Study material below:

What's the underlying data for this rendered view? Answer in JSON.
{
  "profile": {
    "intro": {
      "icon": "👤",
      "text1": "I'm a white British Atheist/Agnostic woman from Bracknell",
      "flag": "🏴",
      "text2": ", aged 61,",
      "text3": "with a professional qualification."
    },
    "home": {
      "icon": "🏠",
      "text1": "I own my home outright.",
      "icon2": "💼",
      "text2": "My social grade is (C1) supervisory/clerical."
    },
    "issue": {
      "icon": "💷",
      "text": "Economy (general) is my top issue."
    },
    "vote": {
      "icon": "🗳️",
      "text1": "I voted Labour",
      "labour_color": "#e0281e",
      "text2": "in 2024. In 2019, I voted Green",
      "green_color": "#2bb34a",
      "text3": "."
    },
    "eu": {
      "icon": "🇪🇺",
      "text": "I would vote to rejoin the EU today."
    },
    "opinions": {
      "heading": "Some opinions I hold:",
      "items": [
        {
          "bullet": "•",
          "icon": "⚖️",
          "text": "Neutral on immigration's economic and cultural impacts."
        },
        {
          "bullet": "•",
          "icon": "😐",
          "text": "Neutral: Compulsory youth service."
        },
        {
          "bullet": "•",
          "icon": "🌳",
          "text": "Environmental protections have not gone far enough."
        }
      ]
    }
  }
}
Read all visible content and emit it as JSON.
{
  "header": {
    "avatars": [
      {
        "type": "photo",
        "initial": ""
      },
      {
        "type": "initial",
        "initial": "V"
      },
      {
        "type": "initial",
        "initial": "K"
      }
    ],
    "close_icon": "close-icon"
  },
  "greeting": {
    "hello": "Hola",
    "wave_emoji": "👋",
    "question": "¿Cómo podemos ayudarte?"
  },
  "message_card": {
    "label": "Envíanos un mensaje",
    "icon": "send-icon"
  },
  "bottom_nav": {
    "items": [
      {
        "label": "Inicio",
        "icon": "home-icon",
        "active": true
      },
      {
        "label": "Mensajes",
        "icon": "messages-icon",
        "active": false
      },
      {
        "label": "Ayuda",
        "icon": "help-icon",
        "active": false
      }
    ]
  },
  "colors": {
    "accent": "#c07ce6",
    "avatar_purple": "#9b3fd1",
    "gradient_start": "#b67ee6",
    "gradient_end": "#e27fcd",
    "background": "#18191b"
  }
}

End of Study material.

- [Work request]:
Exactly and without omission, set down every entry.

- [Result below]:
What's the underlying data for this rendered view? Answer in JSON.
{
  "profile": {
    "intro": {
      "icon": "👤",
      "text1": "I'm a white British Atheist/Agnostic woman from Bracknell",
      "flag": "🏴",
      "text2": ", aged 61,",
      "text3": "with a professional qualification."
    },
    "home": {
      "icon": "🏠",
      "text1": "I own my home outright.",
      "icon2": "💼",
      "text2": "My social grade is (C1) supervisory/clerical."
    },
    "issue": {
      "icon": "💷",
      "text": "Economy (general) is my top issue."
    },
    "vote": {
      "icon": "🗳️",
      "text1": "I voted Labour",
      "labour_color": "#e0281e",
      "text2": "in 2024. In 2019, I voted Green",
      "green_color": "#2bb34a",
      "text3": "."
    },
    "eu": {
      "icon": "🇪🇺",
      "text": "I would vote to rejoin the EU today."
    },
    "opinions": {
      "heading": "Some opinions I hold:",
      "items": [
        {
          "bullet": "•",
          "icon": "⚖️",
          "text": "Neutral on immigration's economic and cultural impacts."
        },
        {
          "bullet": "•",
          "icon": "😐",
          "text": "Neutral: Compulsory youth service."
        },
        {
          "bullet": "•",
          "icon": "🌳",
          "text": "Environmental protections have not gone far enough."
        }
      ]
    }
  }
}
Read all visible content and emit it as JSON.
{
  "header": {
    "avatars": [
      {
        "type": "photo",
        "initial": ""
      },
      {
        "type": "initial",
        "initial": "V"
      },
      {
        "type": "initial",
        "initial": "K"
      }
    ],
    "close_icon": "close-icon"
  },
  "greeting": {
    "hello": "Hola",
    "wave_emoji": "👋",
    "question": "¿Cómo podemos ayudarte?"
  },
  "message_card": {
    "label": "Envíanos un mensaje",
    "icon": "send-icon"
  },
  "bottom_nav": {
    "items": [
      {
        "label": "Inicio",
        "icon": "home-icon",
        "active": true
      },
      {
        "label": "Mensajes",
        "icon": "messages-icon",
        "active": false
      },
      {
        "label": "Ayuda",
        "icon": "help-icon",
        "active": false
      }
    ]
  },
  "colors": {
    "accent": "#c07ce6",
    "avatar_purple": "#9b3fd1",
    "gradient_start": "#b67ee6",
    "gradient_end": "#e27fcd",
    "background": "#18191b"
  }
}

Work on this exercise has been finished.